In new construction or for repair work, the tracks are ballasted to yard/industrial standards – a lot less depth than mainline, since speeds will be low. Then the spaces between tracks are filled in with smaller gravel to tie-top level to provide better footing for yard workers. French drains are often installed for drainage, and there may be a manhole or two where the drain lines trunk together.
Over time, the ballast gets fouled with spilled lading and blown-in dirt. Weeds begin to grow. During the transition era and earlier, journal box drippings would slowly saturate the ground (poor man’s tarmac.) Cinders from the ash pit would be spread on the yard. Well maintained yards will be kept pretty clear of foliage and will occasionally get a ballast transfusion where needed. Unmaintained yards will gradually change to muddy quagmires, sometimes with tracks submerged below the railheads in glop. Tall weeds and bushes abound, and even an occasional sapling if the tracks are embargoed. An interesting effect to model – the entire yard somewhat grimy with some weed growth, one recently changed out or realigned turnout with fresh, clean ballast.
Most (if not all) prototype yards had something keeping the tracks in place. Cinders were common during the steam and early diesel era. As was “regular” ballast when major yards were build/rebuilt over the years. Over time, dirt, soil, grease, grime, and everything else might transform it into something looking as if there hadn’t been any ballast to begin with.
Of course, while crushed stone (often limestone or quartz) is the aggregate of choice for today’s railroads in years past everything from slag to cinders has been used (always resourceful years ago railroads would use whatever they could find). Some light density railroad lines would appear jet black as nothing but burnt coal cinders were used to ballast the route. In any event, track ballast must regularly be cleaned or added as when dirt and grime builds up within the rock it reduces its ability to properly drain water.
Ballast also acts as a support base for the railroad track structure giving it strength and rigidity but also allowing for flexibility when trains pass over. Limestone or quartz is often most used as ballasting because it is a hard stone that will lock together providing for extra strength.
SOURCES
• https://www.american-rails.com/ballast.html
• http://cs.trains.com/mrr/f/11/t/202137.aspx
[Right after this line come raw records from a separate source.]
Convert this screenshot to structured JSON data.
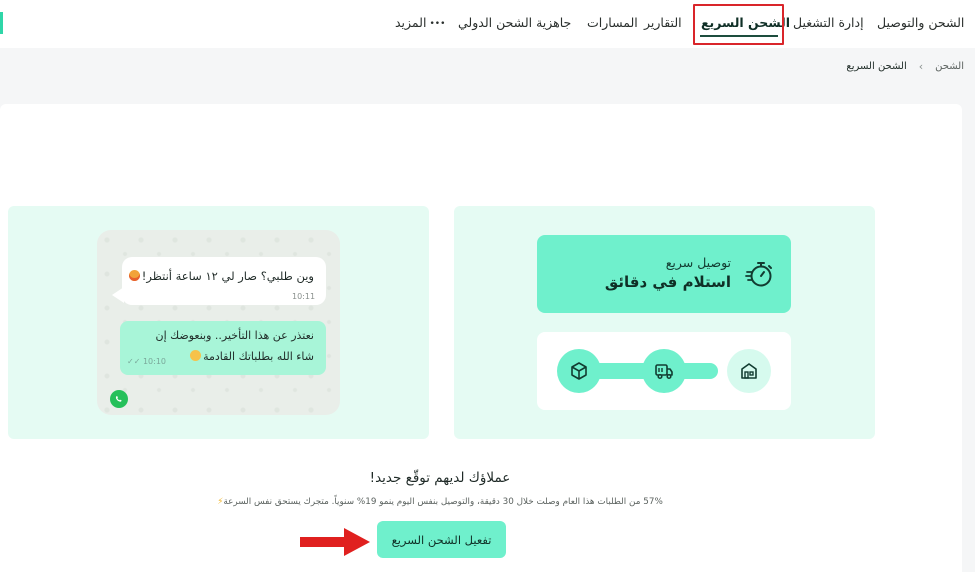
{
  "nav": {
    "items": [
      {
        "label": "الشحن والتوصيل"
      },
      {
        "label": "إدارة التشغيل"
      },
      {
        "label": "الشحن السريع",
        "active": true
      },
      {
        "label": "التقارير"
      },
      {
        "label": "المسارات"
      },
      {
        "label": "جاهزية الشحن الدولي"
      },
      {
        "label": "المزيد"
      }
    ]
  },
  "breadcrumb": {
    "root": "الشحن",
    "current": "الشحن السريع"
  },
  "chat": {
    "incoming": {
      "text": "وين طلبي؟ صار لي ١٢ ساعة أنتظر!",
      "time": "10:11"
    },
    "outgoing": {
      "line1": "نعتذر عن هذا التأخير.. وبنعوضك إن",
      "line2": "شاء الله بطلباتك القادمة",
      "time": "10:10"
    }
  },
  "feature": {
    "subtitle": "توصيل سريع",
    "title": "استلام في دقائق"
  },
  "headline": "عملاؤك لديهم توقّع جديد!",
  "description": "57% من الطلبات هذا العام وصلت خلال 30 دقيقة، والتوصيل بنفس اليوم ينمو 19% سنوياً. متجرك يستحق نفس السرعة",
  "cta": {
    "label": "تفعيل الشحن السريع"
  },
  "colors": {
    "accent": "#6ff0cc",
    "card_bg": "#e5fbf3",
    "highlight": "#d9252a"
  }
}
Other Grey Ballast

Additional information

Weight 11.5 oz
Dimensions 4.2 × 2.7 × .85 in
scale

0 Powder, 03 Sand and Gravel, 1 N Scale, 2 HO Scale, 3 Large "O" Scale, 4 Rocks "G" Scale, 5 Large Rocks